One of the demands made by the BCCI related to security issues at the World Cup to be held in England later this year. The ICC CEO David Richardson assured the BCCI, “As you would expect for a global sporting event, the ICC, in partnership with the ECB (England cricket Board) has a robust security plan in place for the World Cup. We work closely with the authorities in our host countries to ensure that the safety of players, officials and fans is a priority. Should those authorities raise the threat level of the event based on intelligence, we will of course uplift our security commitment as appropriate. We will continue to work with the ECB and our Members throughout the build up to and during the tournament to keep everyone abreast of the situation.”

On the issue of playing against Pakistan at the World Cup, Mr. Rai said, “The match is sometime away.

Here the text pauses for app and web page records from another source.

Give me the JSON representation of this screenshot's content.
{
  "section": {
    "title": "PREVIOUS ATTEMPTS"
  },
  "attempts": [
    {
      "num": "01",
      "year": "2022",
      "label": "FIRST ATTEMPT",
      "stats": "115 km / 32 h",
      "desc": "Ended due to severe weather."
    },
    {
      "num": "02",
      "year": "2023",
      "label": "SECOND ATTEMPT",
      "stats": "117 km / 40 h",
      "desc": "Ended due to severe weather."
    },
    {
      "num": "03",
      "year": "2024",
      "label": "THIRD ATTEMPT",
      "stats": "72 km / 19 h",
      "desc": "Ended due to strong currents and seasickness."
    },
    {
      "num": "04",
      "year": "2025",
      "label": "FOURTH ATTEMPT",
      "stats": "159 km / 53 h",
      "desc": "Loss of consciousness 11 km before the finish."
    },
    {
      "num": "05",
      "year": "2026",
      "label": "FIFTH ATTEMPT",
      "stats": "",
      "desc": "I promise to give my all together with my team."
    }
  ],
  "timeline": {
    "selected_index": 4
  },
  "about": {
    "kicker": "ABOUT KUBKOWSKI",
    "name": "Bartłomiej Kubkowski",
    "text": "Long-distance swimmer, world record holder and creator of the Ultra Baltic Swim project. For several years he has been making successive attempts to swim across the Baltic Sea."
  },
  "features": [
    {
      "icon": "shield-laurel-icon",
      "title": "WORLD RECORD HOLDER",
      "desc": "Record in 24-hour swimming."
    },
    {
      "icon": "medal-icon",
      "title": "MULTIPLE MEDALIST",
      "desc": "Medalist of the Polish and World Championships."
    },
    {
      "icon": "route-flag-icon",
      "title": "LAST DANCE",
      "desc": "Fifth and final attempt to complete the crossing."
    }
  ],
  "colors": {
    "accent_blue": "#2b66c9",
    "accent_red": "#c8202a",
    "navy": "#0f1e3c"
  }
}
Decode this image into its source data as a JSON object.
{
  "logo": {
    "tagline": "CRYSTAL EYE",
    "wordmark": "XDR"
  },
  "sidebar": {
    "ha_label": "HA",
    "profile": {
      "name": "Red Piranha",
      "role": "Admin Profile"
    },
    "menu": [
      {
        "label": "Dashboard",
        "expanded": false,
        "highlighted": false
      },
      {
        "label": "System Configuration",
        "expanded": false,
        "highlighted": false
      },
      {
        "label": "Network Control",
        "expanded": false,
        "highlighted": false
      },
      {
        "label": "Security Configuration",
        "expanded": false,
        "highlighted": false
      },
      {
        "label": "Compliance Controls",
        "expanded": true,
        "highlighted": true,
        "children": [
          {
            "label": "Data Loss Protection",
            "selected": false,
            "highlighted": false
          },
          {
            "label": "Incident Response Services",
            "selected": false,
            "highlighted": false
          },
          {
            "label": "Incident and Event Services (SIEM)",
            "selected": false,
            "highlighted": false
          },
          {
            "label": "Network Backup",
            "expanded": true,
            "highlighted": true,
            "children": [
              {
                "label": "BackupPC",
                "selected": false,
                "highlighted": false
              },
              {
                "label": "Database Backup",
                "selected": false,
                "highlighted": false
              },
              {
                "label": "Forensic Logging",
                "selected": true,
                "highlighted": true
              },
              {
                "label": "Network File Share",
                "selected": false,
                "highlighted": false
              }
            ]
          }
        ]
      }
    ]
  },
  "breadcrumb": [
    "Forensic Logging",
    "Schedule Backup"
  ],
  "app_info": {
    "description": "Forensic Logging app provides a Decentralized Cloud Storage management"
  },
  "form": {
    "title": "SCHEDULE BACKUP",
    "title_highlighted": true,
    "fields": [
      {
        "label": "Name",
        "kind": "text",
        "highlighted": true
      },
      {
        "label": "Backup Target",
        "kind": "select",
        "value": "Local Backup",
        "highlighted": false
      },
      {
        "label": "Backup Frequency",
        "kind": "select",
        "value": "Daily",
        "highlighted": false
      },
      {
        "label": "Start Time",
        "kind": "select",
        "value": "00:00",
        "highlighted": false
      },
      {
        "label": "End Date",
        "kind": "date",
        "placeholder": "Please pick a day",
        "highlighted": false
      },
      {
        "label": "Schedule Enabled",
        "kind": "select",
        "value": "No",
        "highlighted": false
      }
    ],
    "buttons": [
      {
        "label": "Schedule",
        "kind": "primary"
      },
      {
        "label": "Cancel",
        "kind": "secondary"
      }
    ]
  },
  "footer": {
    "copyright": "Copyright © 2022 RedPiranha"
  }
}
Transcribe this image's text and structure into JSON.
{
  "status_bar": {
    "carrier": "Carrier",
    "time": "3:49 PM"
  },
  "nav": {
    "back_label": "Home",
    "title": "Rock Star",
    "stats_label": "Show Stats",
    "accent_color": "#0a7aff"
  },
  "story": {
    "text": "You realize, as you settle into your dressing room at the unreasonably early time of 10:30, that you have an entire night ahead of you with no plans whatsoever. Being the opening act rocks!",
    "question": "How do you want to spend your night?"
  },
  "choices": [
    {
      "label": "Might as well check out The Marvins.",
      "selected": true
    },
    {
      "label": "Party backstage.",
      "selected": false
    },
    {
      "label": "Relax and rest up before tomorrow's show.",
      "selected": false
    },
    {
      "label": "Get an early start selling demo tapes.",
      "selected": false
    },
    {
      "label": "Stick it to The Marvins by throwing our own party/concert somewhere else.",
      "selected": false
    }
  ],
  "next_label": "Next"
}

Why should we concede two points by not playing the match. We would follow what the government says in this matter.”